The lawsuit accuses the new District Attorney Mike Schmidt of showing favoritism for antifa protesters charged during recent protests
Attorneys representing Patriot Prayer leader Joey Gibson and supporter Russell Schultz have filed a lawsuit accusing Multnomah County District Attorney Mike Schmidt of “selective and retaliatory” prosecution over charges of inciting a riot stemming from a May 2019 incident outside of a Portland bar.
Patriot Prayer leader Joey Gibson speaks during a rally against a mask requirement held in Vancouver on June 26, 2020. Photo by Mike Schultz
The lawsuit, filed in Federal Court, cites Schmidt’s Aug. 11 public statement that his office would not prosecute anyone facing charges during more than 100 nights of unrest in the city of Portland, unless the allegations involved “deliberate” property damage, theft, use of force, or threats of force.
“What we’re doing is recognizing that the right to speak and have your voice heard is extremely important,” Schmidt said. “If you’re out there committing violence, you’re damaging property, those cases are going to be prosecuted. If you’re a person who is out there demonstrating and you get caught up in the melee, those are the kinds of cases that we’re talking about.”

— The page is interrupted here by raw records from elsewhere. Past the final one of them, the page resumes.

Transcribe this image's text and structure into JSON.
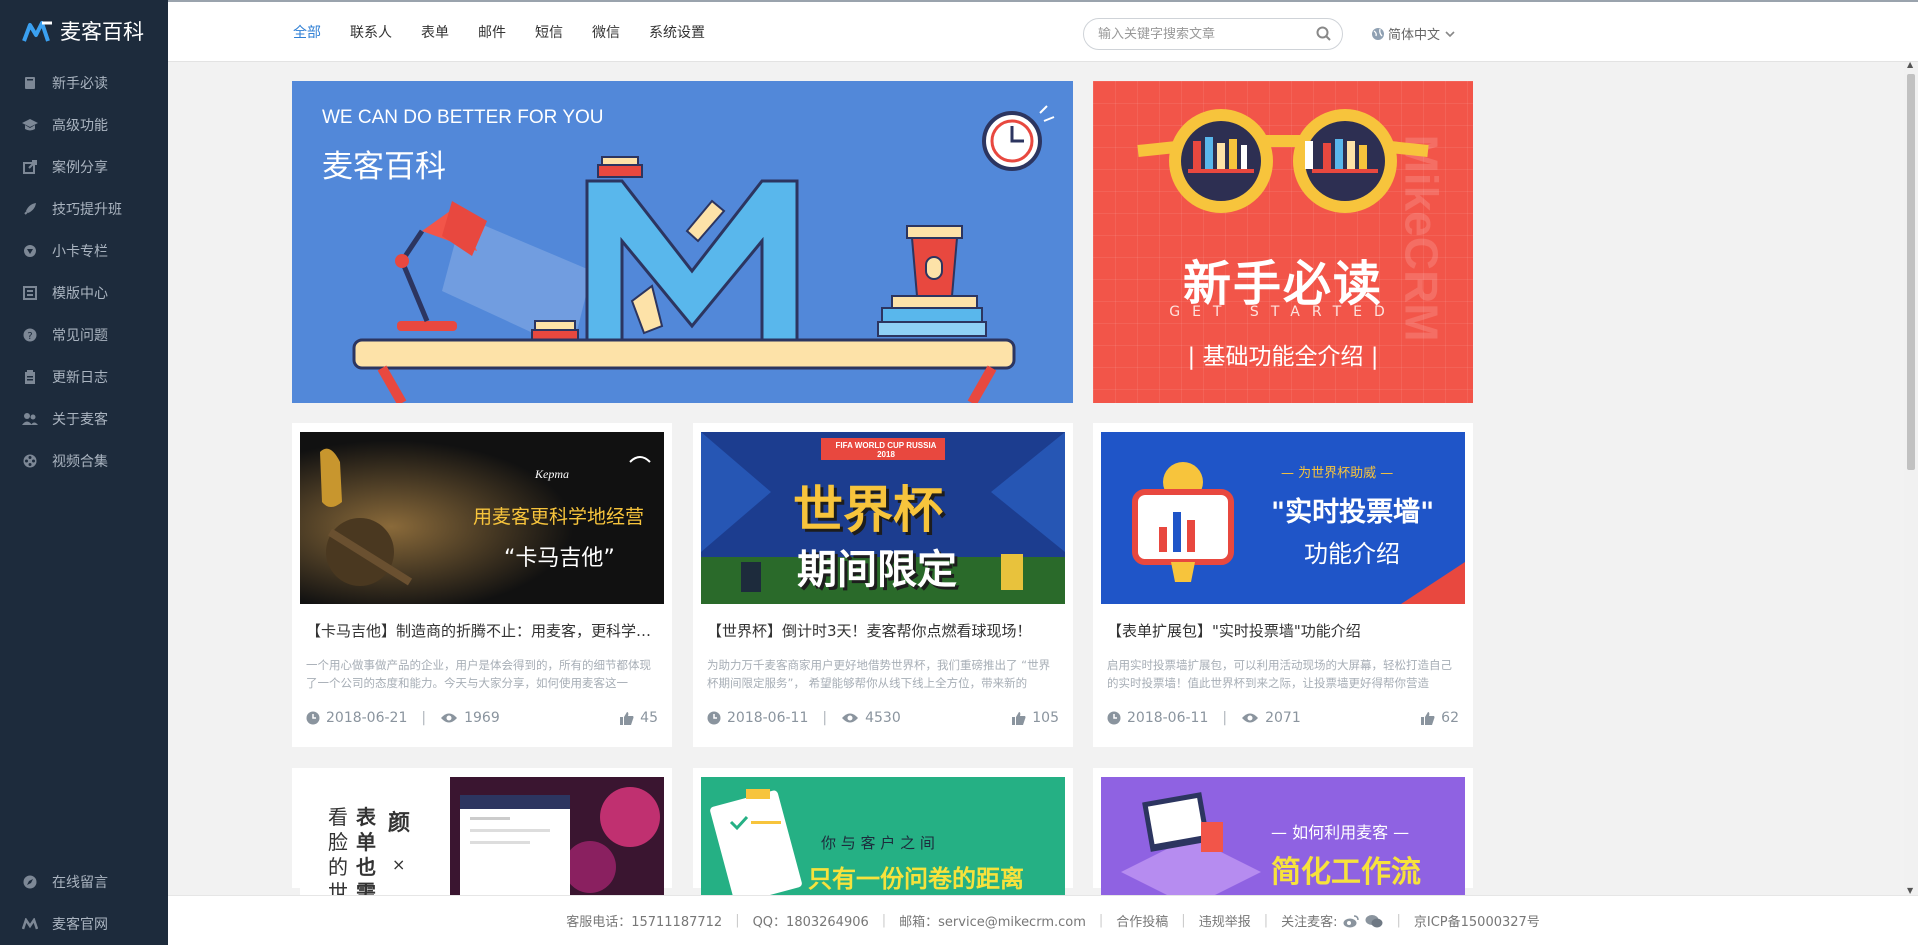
{
  "sidebar": {
    "brand": "麦客百科",
    "items": [
      {
        "label": "新手必读",
        "icon": "book-icon"
      },
      {
        "label": "高级功能",
        "icon": "graduation-cap-icon"
      },
      {
        "label": "案例分享",
        "icon": "share-icon"
      },
      {
        "label": "技巧提升班",
        "icon": "rocket-icon"
      },
      {
        "label": "小卡专栏",
        "icon": "badge-icon"
      },
      {
        "label": "模版中心",
        "icon": "template-icon"
      },
      {
        "label": "常见问题",
        "icon": "question-icon"
      },
      {
        "label": "更新日志",
        "icon": "clipboard-icon"
      },
      {
        "label": "关于麦客",
        "icon": "users-icon"
      },
      {
        "label": "视频合集",
        "icon": "film-icon"
      }
    ],
    "bottom_items": [
      {
        "label": "在线留言",
        "icon": "compass-icon"
      },
      {
        "label": "麦客官网",
        "icon": "mikecrm-logo-icon"
      }
    ]
  },
  "topbar": {
    "tabs": [
      "全部",
      "联系人",
      "表单",
      "邮件",
      "短信",
      "微信",
      "系统设置"
    ],
    "active_tab": 0,
    "search_placeholder": "输入关键字搜索文章",
    "language": "简体中文"
  },
  "banners": {
    "main": {
      "eng": "WE CAN DO BETTER FOR YOU",
      "cn": "麦客百科"
    },
    "side": {
      "title": "新手必读",
      "sub": "GET STARTED",
      "desc": "| 基础功能全介绍 |",
      "watermark": "MikeCRM"
    }
  },
  "articles": [
    {
      "thumb_text_1": "用麦客更科学地经营",
      "thumb_text_2": "“卡马吉他”",
      "thumb_brand": "Kepma",
      "title": "【卡马吉他】制造商的折腾不止：用麦客，更科学地经营",
      "desc": "一个用心做事做产品的企业，用户是体会得到的，所有的细节都体现了一个公司的态度和能力。今天与大家分享，如何使用麦客这一",
      "date": "2018-06-21",
      "views": "1969",
      "likes": "45"
    },
    {
      "thumb_text_1": "世界杯",
      "thumb_text_2": "期间限定",
      "thumb_brand": "FIFA WORLD CUP RUSSIA 2018",
      "title": "【世界杯】倒计时3天！麦客帮你点燃看球现场！",
      "desc": "为助力万千麦客商家用户更好地借势世界杯，我们重磅推出了 “世界杯期间限定服务”， 希望能够帮你从线下线上全方位，带来新的",
      "date": "2018-06-11",
      "views": "4530",
      "likes": "105"
    },
    {
      "thumb_text_1": "— 为世界杯助威 —",
      "thumb_text_2": "\"实时投票墙\"",
      "thumb_text_3": "功能介绍",
      "title": "【表单扩展包】\"实时投票墙\"功能介绍",
      "desc": "启用实时投票墙扩展包，可以利用活动现场的大屏幕，轻松打造自己的实时投票墙！值此世界杯到来之际，让投票墙更好得帮你营造",
      "date": "2018-06-11",
      "views": "2071",
      "likes": "62"
    }
  ],
  "articles_row2": [
    {
      "thumb_text_1": "看脸的世",
      "thumb_text_2": "表单也需",
      "thumb_text_3": "颜",
      "thumb_text_4": "×"
    },
    {
      "thumb_text_1": "你 与 客 户 之 间",
      "thumb_text_2": "只有一份问卷的距离"
    },
    {
      "thumb_text_1": "— 如何利用麦客 —",
      "thumb_text_2": "简化工作流"
    }
  ],
  "footer": {
    "phone": "客服电话：15711187712",
    "qq": "QQ：1803264906",
    "email": "邮箱：service@mikecrm.com",
    "cooperate": "合作投稿",
    "report": "违规举报",
    "follow": "关注麦客:",
    "icp": "京ICP备15000327号"
  },
  "colors": {
    "sidebar_bg": "#1d2b3c",
    "accent": "#2f7fd4",
    "banner_blue": "#5288d9",
    "banner_red": "#f25549"
  }
}
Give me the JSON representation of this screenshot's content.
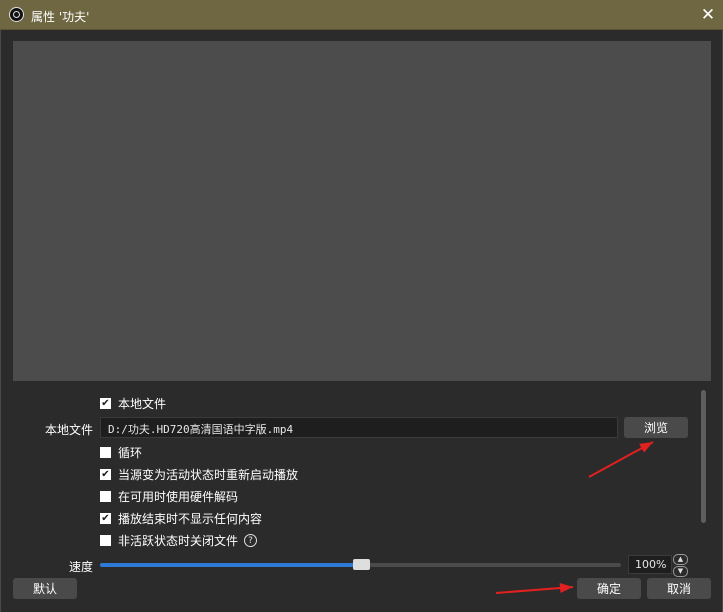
{
  "window": {
    "title": "属性 '功夫'"
  },
  "checkboxes": [
    {
      "label": "本地文件",
      "checked": true
    },
    {
      "label": "循环",
      "checked": false
    },
    {
      "label": "当源变为活动状态时重新启动播放",
      "checked": true
    },
    {
      "label": "在可用时使用硬件解码",
      "checked": false
    },
    {
      "label": "播放结束时不显示任何内容",
      "checked": true
    },
    {
      "label": "非活跃状态时关闭文件",
      "checked": false
    }
  ],
  "local_file": {
    "label": "本地文件",
    "path": "D:/功夫.HD720高清国语中字版.mp4",
    "browse_label": "浏览"
  },
  "speed": {
    "label": "速度",
    "value": "100%",
    "slider_fraction": 0.5
  },
  "footer": {
    "defaults_label": "默认",
    "ok_label": "确定",
    "cancel_label": "取消"
  },
  "colors": {
    "titlebar": "#6e6742",
    "slider_fill": "#2d7bd6",
    "annotation_arrow": "#e32020"
  },
  "icons": {
    "check": "✔",
    "close": "✕",
    "help": "?",
    "up": "▲",
    "down": "▼"
  }
}
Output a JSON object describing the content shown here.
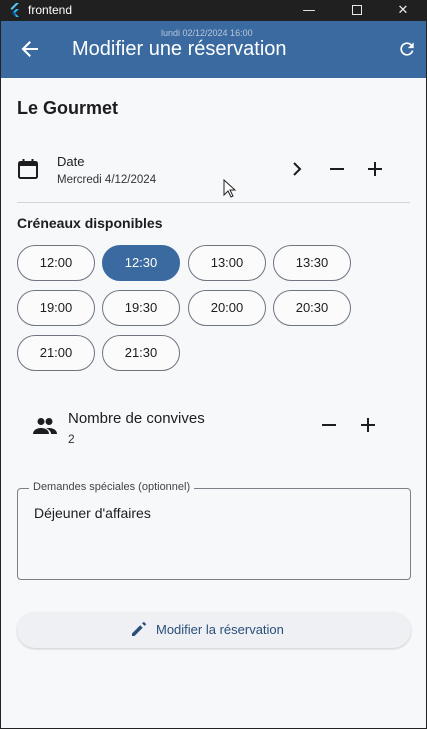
{
  "window": {
    "app_title": "frontend",
    "timestamp_overlay": "lundi 02/12/2024 16:00",
    "minimize_glyph": "—",
    "close_glyph": "✕"
  },
  "appbar": {
    "title": "Modifier une réservation",
    "back_icon": "arrow-back-icon",
    "refresh_icon": "refresh-icon",
    "color": "#3b6aa0"
  },
  "restaurant": {
    "name": "Le Gourmet"
  },
  "date": {
    "label": "Date",
    "value": "Mercredi 4/12/2024",
    "minus": "−",
    "plus": "+"
  },
  "slots": {
    "title": "Créneaux disponibles",
    "items": [
      "12:00",
      "12:30",
      "13:00",
      "13:30",
      "19:00",
      "19:30",
      "20:00",
      "20:30",
      "21:00",
      "21:30"
    ],
    "selected": "12:30"
  },
  "guests": {
    "label": "Nombre de convives",
    "value": "2"
  },
  "special_requests": {
    "label": "Demandes spéciales (optionnel)",
    "value": "Déjeuner d'affaires"
  },
  "submit": {
    "label": "Modifier la réservation"
  },
  "colors": {
    "primary": "#3b6aa0",
    "background": "#f7f8fa",
    "titlebar": "#202020"
  }
}
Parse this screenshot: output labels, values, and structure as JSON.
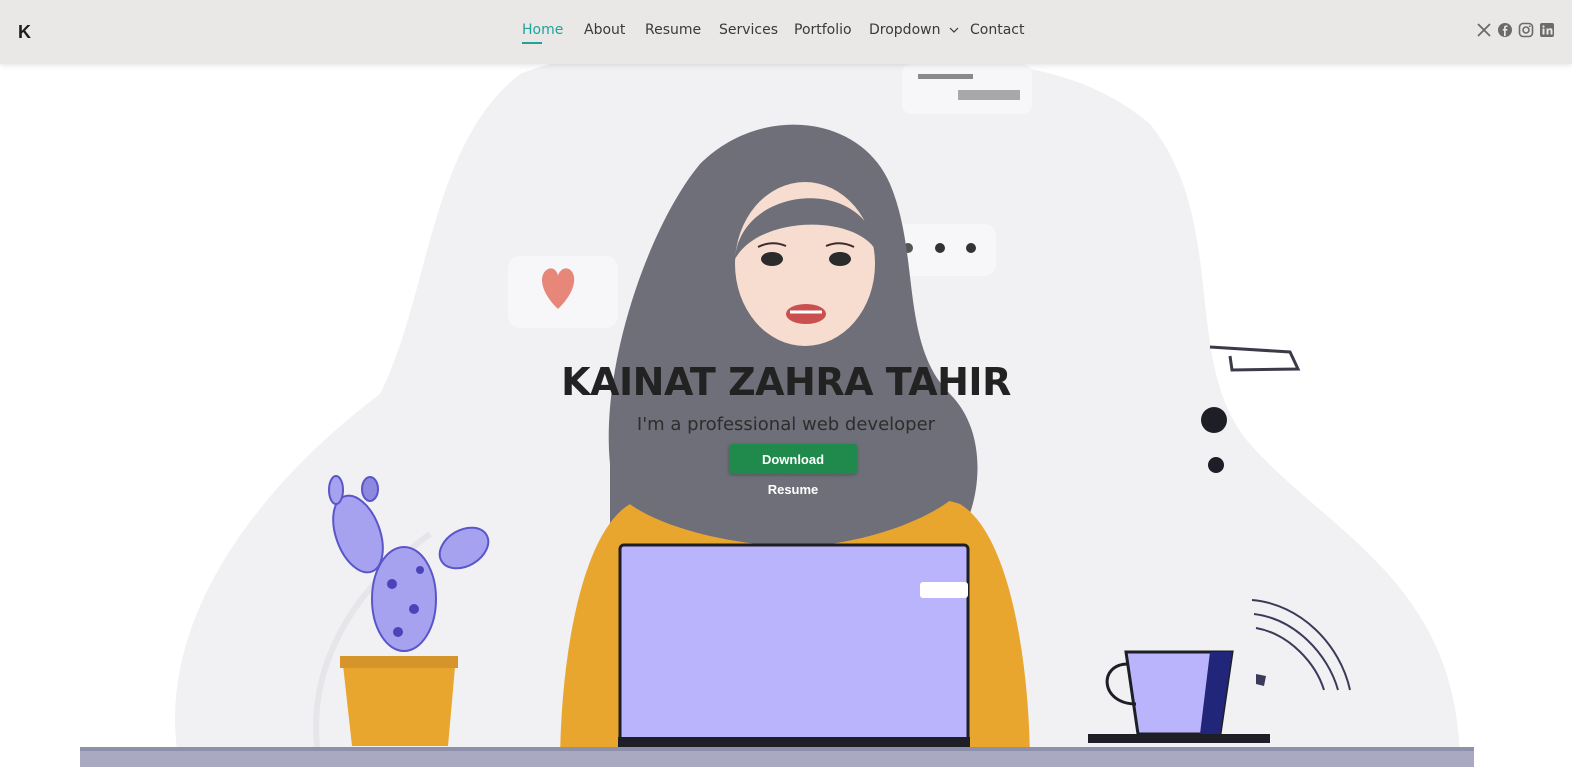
{
  "brand": {
    "logo_text": "K"
  },
  "nav": {
    "items": [
      {
        "label": "Home"
      },
      {
        "label": "About"
      },
      {
        "label": "Resume"
      },
      {
        "label": "Services"
      },
      {
        "label": "Portfolio"
      },
      {
        "label": "Dropdown"
      },
      {
        "label": "Contact"
      }
    ],
    "active_index": 0
  },
  "social": [
    "x-icon",
    "facebook-icon",
    "instagram-icon",
    "linkedin-icon"
  ],
  "hero": {
    "name": "KAINAT ZAHRA TAHIR",
    "tagline": "I'm a professional web developer",
    "cta_label": "Download Resume"
  },
  "colors": {
    "accent": "#1fa39b",
    "cta": "#1f8a4c",
    "header_bg": "#e9e8e6"
  }
}
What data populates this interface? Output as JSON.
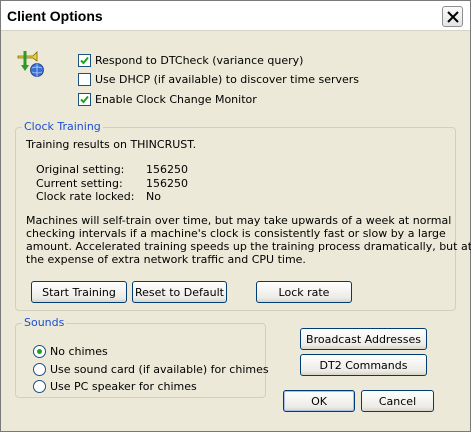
{
  "window": {
    "title": "Client Options"
  },
  "options": [
    {
      "label": "Respond to DTCheck (variance query)",
      "checked": true
    },
    {
      "label": "Use DHCP (if available) to discover time servers",
      "checked": false
    },
    {
      "label": "Enable Clock Change Monitor",
      "checked": true
    }
  ],
  "clock_training": {
    "title": "Clock Training",
    "results_text": "Training results on THINCRUST.",
    "original_label": "Original setting:",
    "original_value": "156250",
    "current_label": "Current setting:",
    "current_value": "156250",
    "locked_label": "Clock rate locked:",
    "locked_value": "No",
    "description": [
      "Machines will self-train over time, but may take upwards of a week at normal",
      "checking intervals if a machine's clock is consistently fast or slow by a large",
      "amount. Accelerated training speeds up the training process dramatically, but at",
      "the expense of extra network traffic and CPU time."
    ],
    "start_training": "Start Training",
    "reset_default": "Reset to Default",
    "lock_rate": "Lock rate"
  },
  "sounds": {
    "title": "Sounds",
    "options": [
      {
        "label": "No chimes",
        "selected": true
      },
      {
        "label": "Use sound card (if available) for chimes",
        "selected": false
      },
      {
        "label": "Use PC speaker for chimes",
        "selected": false
      }
    ]
  },
  "buttons": {
    "broadcast": "Broadcast Addresses",
    "dt2": "DT2 Commands",
    "ok": "OK",
    "cancel": "Cancel"
  }
}
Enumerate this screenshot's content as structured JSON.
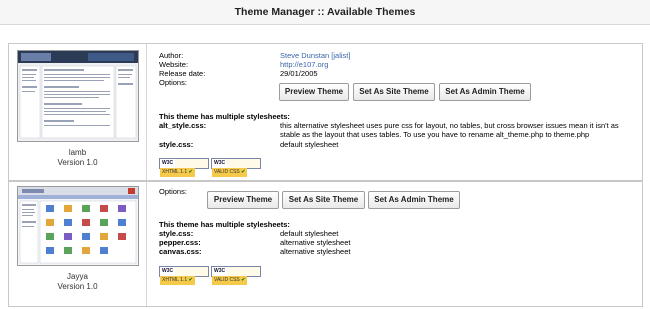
{
  "header": {
    "title": "Theme Manager :: Available Themes"
  },
  "labels": {
    "author": "Author:",
    "website": "Website:",
    "release_date": "Release date:",
    "options": "Options:",
    "multiple": "This theme has multiple stylesheets:"
  },
  "buttons": {
    "preview": "Preview Theme",
    "site": "Set As Site Theme",
    "admin": "Set As Admin Theme"
  },
  "badges": {
    "w3c": "W3C",
    "xhtml": "XHTML 1.1",
    "css": "VALID CSS"
  },
  "themes": [
    {
      "name": "lamb",
      "version": "Version 1.0",
      "author": "Steve Dunstan [jalist]",
      "website": "http://e107.org",
      "release_date": "29/01/2005",
      "stylesheets": [
        {
          "file": "alt_style.css:",
          "desc": "this alternative stylesheet uses pure css for layout, no tables, but cross browser issues mean it isn't as stable as the layout that uses tables. To use you have to rename alt_theme.php to theme.php"
        },
        {
          "file": "style.css:",
          "desc": "default stylesheet"
        }
      ]
    },
    {
      "name": "Jayya",
      "version": "Version 1.0",
      "stylesheets": [
        {
          "file": "style.css:",
          "desc": "default stylesheet"
        },
        {
          "file": "pepper.css:",
          "desc": "alternative stylesheet"
        },
        {
          "file": "canvas.css:",
          "desc": "alternative stylesheet"
        }
      ]
    }
  ]
}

In their lawsuit, filed Sept. 11 in federal court, attorneys James Buchal and D. Angus Lee allege that Schmidt’s statement amounts to “bad faith, selective, and retaliatory” prosecution of Gibson and Schultz, based on their political activity and religious beliefs.
While Gibson has repeatedly said his group stands for free speech and does not condone violence, some members of Patriot Prayer have been embroiled in legal issues.
Tusitala “Tiny” Toese, who eventually left Patriot Prayer for the Proud Boys group, was charged with assault in connection with the series of clashes between groups in Portland during the Summer of 2018. Toese was recently re-arrested in Vancouver on allegations he violated the terms of his parole.
Gibson and Schultz were two of six men charged with felony riot following a May 1, 2019 incident during which a group of around 20 protesters fought with antifa members at the Cider Riot bar at Northeast Eighth Avenue and Couch Street.
Police have said Gibson was seen on video taunting antifa members, threatening several people, and “physically pushing” a woman who was later hit by someone else with a baton and knocked unconscious, according to a report in The Oregonian newspaper.
Two of the six men facing charges have pleaded guilty. Gibson and Schultz have pleaded not guilty and are currently scheduled to appear in court on Oct. 26.
In their lawsuit, Lee and Buchal, who is also chair of the Multnomah County Republican Party, allege that media reports have improperly painted Gibson and Patriot Prayer as an extremist right-wing group that sought out violent clashes with others by entering Portland and holding rallies.
“Nearly every article falsely labeled Mr. Gibson with such terms as ‘white supremacist,’ ‘violent, far-right extremist,’ ‘far right organizer,’ or even one of the ‘facist agistators bring(ing) choreographed terror into our community,’” wrote Lee and Buchal.
The pair also noted that Portland Mayor Ted Wheeler was quoted several times speaking out against Gibson and people “from Vancouver who come down here and spout their venom.”
The attorneys noted that The Oregonian newspaper printed a front-page apology in Oct. 2018 after a columnist noted that a Patriot Prayer event atWashington State University Vancouver included “challenging, inquisitive, respectful conversations,” and “brought something we need more of: talk that leads to increased understanding about opposing thoughts and the people behind them.”
They also noted the backlash among city leaders following revelations that Portland Police Lt. Jeff Niiya had communicated with Gibson, including providing information about where antifa protesters planned to be.
That outcry prompted a full-scale review by the Portland Police Bureau, which eventually cleared Niiya of any wrongdoing and forced an apology from Mayor Wheeler.
Lee and Buchal allege these incidents portray an obvious bias against right-wing groups within the city of Portland, and a policy of attacking groups like Patriot Prayer.
In response to an email inquiring whether Schmidt’s statement of Aug. 11 meant that the charges against Gibson and Schultz would be dismissed, Deputy District Attorney Brad Kalbaugh, who is also named in the lawsuit, responded that the new policy “is not retroactive.”
The lawsuit is seeking a temporary restraining order or preliminary injunction halting further prosecution of the case against them until the matter is decided.